This weekend I told my parents I was “camping“ and got in a car then got on a boat then got on an island that essentially beat the crap out of me. It was awesome.
There was much (okay, maybe just some) concern raised last week over the issue of whether or not ASUCD should use school funds to fund Safeboats, something ultimately designed to act as a raging First Aid kit for the little drunk college coeds on Lake Shasta. I kind of doubt that anyone was actually against the idea, they just didn‘t want to support a weekend of extreme drunkenness and dangerous activity.
I argue that it‘s not what houseboats is about – hell, it is both those things, but it‘s also something of an ethnographical field study. You can actually observe things while witnessing thousands of drunks running loose on an island. I say drunks because there weren‘t just college students there. Some bachelor party dudes gave me a cigar and some 40-year-old women may or may not have roofied my friend (she‘s fine, no worries).
You‘ve all read Lord of the Flies, I‘m sure, and if you haven‘t, I can tell you that you‘re not missing out on much except for a bunch of English schoolboys being left on their own to survive in the wild. They pretty much go batshit crazy and start killing each other. It wasn‘t that brutal, but me and some peeps I know made some observations about how this trip brought out the animal in everyone.
In fact, the one notable wave of guilt I felt was when a family made the mistake of driving by the clusterfuck of college kids in the middle of the lake. I‘m sure that to them we all really did look like animals chugging beer out of Flabongos.

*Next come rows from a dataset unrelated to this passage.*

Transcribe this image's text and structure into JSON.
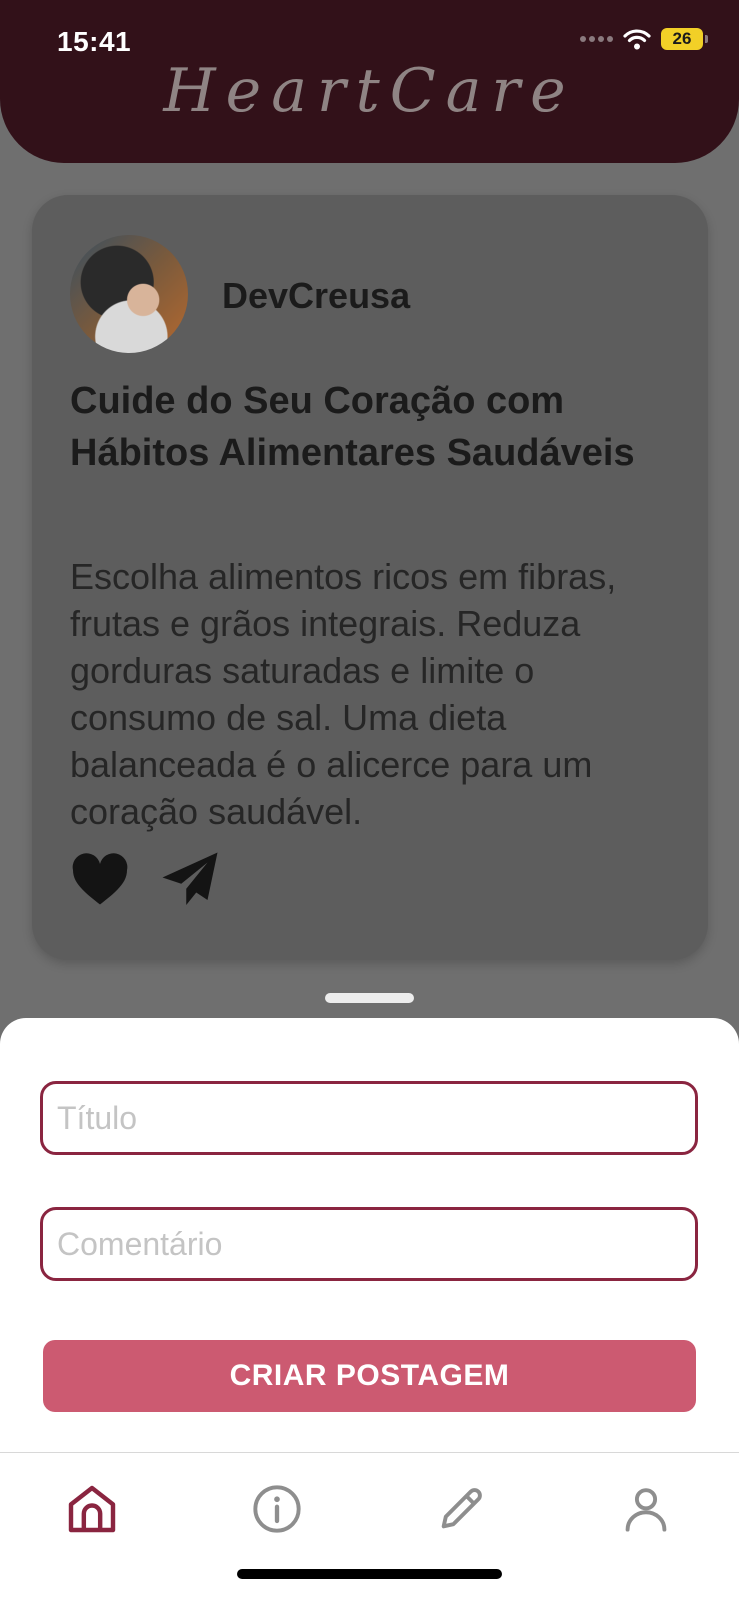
{
  "status_bar": {
    "time": "15:41",
    "battery": "26"
  },
  "header": {
    "brand": "HeartCare"
  },
  "post": {
    "author": "DevCreusa",
    "title": "Cuide do Seu Coração com Hábitos Alimentares Saudáveis",
    "body": "Escolha alimentos ricos em fibras, frutas e grãos integrais. Reduza gorduras saturadas e limite o consumo de sal. Uma dieta balanceada é o alicerce para um coração saudável.",
    "actions": [
      {
        "icon": "heart-icon"
      },
      {
        "icon": "send-icon"
      }
    ]
  },
  "form": {
    "title_placeholder": "Título",
    "title_value": "",
    "comment_placeholder": "Comentário",
    "comment_value": "",
    "submit_label": "CRIAR POSTAGEM"
  },
  "tabbar": {
    "items": [
      {
        "icon": "home-icon",
        "active": true
      },
      {
        "icon": "info-icon",
        "active": false
      },
      {
        "icon": "pencil-icon",
        "active": false
      },
      {
        "icon": "user-icon",
        "active": false
      }
    ]
  },
  "colors": {
    "header_bg": "#321119",
    "accent": "#8a2540",
    "button": "#cc5a71",
    "inactive_icon": "#8e8e8e"
  }
}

For one thing, you get pretty scrappy when your resources are limited. You do what you have to do. When your food starts running low, you start hoarding it in your pillowcase. When you start to run out of beer, you switch to rum. When your boat gets confiscated because people were taking an octabong on it while the EMTs came in to clean up some blood, you put all your stuff in a little knapsack and set up housing in the woods with a hammock for a bed. When you pirate another boat and yours takes off without you, you jump in the water and Michael Phelps it back where you need to go. There‘s no such thing as hesitation.
One of my friends in Davis swears by the statement that people who go to the gym everyday are either gay or sexually frustrated. Houseboats is like one humongous mating ritual. To avoid uninvited sexual assault, as opposed to invited sexual assault, I simply wrote “Stage 5 Clinger“ on my arm. You can literally get picked up just by walking down the island. But those who can‘t fork opt to fight. Hence the rock fight that I‘m very sad to have missed.

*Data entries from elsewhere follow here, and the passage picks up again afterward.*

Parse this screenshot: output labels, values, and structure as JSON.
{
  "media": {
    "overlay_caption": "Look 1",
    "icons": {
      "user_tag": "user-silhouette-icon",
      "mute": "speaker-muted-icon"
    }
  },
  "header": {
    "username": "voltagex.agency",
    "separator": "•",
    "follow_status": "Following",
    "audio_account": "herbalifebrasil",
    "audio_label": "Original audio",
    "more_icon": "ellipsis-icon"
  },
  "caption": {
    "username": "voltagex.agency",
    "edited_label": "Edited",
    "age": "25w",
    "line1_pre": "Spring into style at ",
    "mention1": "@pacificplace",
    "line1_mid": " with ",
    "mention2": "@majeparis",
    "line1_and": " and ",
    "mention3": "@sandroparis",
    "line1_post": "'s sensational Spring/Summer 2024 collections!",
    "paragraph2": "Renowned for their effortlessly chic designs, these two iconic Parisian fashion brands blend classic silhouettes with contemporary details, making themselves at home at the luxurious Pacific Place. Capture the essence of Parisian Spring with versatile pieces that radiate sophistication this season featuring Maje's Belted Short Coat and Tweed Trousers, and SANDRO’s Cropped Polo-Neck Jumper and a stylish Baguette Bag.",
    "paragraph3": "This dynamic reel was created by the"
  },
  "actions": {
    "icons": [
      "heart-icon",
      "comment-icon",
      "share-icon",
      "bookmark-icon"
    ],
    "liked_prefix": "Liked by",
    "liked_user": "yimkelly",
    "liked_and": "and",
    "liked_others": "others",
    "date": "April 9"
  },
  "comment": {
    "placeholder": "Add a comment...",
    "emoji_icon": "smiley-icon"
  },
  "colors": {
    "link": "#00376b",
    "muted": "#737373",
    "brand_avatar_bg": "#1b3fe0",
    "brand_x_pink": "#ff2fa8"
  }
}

There‘s always a moment of still silence right before the sun comes up. It‘s a little after everyone passes out and right after their friends finish drawing dicks all over them with Sharpies that a slight peace drifts over the lake. This is the time when you can actually enjoy living up the great outdoors. Ish.
Despite the savageness of everything, in a strange way we were all more civil to each other in a weird kind of way. If ever there was someone whom you‘ve passed on campus everyday of your life, looked at, known who they are, but not said anything, this was the place to become their new best friend. Like that one dude who kept muttering “You‘re so cute“ while on the verge of falling into my boobs. I remedied that social disaster by yelling “Peace homes!” and booking it off the boat on a waterslide.
There‘s only one real rule on houseboats, which is simply to not die. Other than that, it‘s pretty much an “anything goes“ world, and it‘s extremely liberating. I‘m not gonna lie, the return to reality has been a bit of a drag. Sure, I got to shower the Lake Shasta sewage off me and finally put some hydrogen peroxide on my battle scars, but I‘m gonna miss not having to wear real clothes and dining with Captain Morgan for breakfast in the mornings. More than you can imagine.
MICHELLE RICK is amazingly not sick of “I‘m on a Boat.“ Share your plethora of stories at firstname.lastname@example.org.